ACTIVITY:
Search the records for the string "facan" and copy every line in which it appears.

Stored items

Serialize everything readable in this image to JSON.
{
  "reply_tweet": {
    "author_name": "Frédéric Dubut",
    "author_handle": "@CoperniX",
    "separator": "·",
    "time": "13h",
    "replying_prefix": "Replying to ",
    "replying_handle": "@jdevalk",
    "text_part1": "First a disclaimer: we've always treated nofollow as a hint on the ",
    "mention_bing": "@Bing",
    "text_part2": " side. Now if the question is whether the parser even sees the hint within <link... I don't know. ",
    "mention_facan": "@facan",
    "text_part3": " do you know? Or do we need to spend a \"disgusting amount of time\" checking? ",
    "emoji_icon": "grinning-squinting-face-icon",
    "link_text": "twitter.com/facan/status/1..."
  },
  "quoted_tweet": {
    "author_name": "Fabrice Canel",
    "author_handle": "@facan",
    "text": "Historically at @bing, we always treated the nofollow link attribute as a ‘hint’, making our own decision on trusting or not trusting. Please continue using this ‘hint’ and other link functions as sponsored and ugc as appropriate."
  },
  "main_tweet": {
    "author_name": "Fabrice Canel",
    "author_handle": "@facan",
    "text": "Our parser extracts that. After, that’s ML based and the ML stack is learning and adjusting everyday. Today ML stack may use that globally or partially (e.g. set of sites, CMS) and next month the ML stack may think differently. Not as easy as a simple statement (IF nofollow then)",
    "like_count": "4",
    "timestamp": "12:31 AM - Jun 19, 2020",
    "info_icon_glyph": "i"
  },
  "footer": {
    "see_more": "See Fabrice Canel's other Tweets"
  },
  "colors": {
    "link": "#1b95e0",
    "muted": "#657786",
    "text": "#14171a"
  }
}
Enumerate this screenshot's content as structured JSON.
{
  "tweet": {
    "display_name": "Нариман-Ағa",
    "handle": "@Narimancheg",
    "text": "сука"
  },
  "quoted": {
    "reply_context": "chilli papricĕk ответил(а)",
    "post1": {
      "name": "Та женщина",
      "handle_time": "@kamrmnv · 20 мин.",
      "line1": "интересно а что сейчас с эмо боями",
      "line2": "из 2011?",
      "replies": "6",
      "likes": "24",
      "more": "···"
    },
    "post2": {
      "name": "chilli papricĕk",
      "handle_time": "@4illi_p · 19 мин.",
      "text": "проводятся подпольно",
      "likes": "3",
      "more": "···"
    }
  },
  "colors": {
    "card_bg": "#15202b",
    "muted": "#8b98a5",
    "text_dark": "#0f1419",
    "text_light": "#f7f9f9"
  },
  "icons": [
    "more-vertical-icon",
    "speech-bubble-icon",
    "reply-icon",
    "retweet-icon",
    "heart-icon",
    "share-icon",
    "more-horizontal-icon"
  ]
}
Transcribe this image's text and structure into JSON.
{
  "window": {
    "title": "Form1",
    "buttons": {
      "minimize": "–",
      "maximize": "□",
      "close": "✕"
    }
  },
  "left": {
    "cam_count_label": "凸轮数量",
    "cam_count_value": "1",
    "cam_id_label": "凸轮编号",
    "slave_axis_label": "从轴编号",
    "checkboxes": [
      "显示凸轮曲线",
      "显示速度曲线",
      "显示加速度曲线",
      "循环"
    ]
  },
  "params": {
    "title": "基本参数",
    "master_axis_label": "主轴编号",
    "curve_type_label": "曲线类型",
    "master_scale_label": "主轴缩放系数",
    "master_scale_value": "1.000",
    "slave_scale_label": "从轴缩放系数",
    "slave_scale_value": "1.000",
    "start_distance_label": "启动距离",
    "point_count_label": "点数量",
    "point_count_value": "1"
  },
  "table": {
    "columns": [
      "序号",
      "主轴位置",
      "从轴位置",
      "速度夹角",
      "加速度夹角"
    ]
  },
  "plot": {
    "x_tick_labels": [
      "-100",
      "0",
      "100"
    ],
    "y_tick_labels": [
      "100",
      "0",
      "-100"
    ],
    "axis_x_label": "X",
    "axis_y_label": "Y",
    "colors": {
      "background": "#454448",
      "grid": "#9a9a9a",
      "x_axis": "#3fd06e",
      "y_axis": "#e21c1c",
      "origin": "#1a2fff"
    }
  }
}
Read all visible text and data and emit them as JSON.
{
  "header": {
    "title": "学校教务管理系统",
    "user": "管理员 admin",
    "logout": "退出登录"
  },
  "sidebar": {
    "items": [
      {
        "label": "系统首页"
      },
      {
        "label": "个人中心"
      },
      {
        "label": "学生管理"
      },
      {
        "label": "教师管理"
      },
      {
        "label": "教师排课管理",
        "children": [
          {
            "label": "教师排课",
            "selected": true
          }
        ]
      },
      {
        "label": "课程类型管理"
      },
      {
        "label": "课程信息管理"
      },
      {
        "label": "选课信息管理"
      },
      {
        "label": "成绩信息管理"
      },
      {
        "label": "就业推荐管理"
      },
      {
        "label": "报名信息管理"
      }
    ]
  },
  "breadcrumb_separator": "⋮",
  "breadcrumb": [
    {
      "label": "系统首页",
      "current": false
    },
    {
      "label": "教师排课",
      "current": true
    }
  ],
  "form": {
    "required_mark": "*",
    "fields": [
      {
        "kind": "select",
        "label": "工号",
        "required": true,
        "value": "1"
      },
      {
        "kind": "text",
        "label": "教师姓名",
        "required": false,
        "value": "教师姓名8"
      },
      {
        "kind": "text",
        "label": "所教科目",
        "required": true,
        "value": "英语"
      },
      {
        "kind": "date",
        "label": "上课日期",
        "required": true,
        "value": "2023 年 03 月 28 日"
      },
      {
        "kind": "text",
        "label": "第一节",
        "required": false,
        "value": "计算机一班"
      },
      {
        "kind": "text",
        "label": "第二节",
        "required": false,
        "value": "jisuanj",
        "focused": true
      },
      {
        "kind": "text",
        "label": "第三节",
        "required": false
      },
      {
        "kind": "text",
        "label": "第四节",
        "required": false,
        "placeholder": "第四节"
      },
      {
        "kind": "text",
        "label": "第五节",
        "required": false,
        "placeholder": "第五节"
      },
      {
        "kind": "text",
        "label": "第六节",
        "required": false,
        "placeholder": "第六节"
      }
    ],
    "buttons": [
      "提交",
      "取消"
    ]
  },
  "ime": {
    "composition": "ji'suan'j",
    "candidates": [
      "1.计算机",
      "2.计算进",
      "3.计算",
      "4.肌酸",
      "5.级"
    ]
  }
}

RESULT FOR THIS EXERCISE:
    "mention_facan": "@facan",
    "link_text": "twitter.com/facan/status/1..."
    "author_handle": "@facan",
    "author_handle": "@facan",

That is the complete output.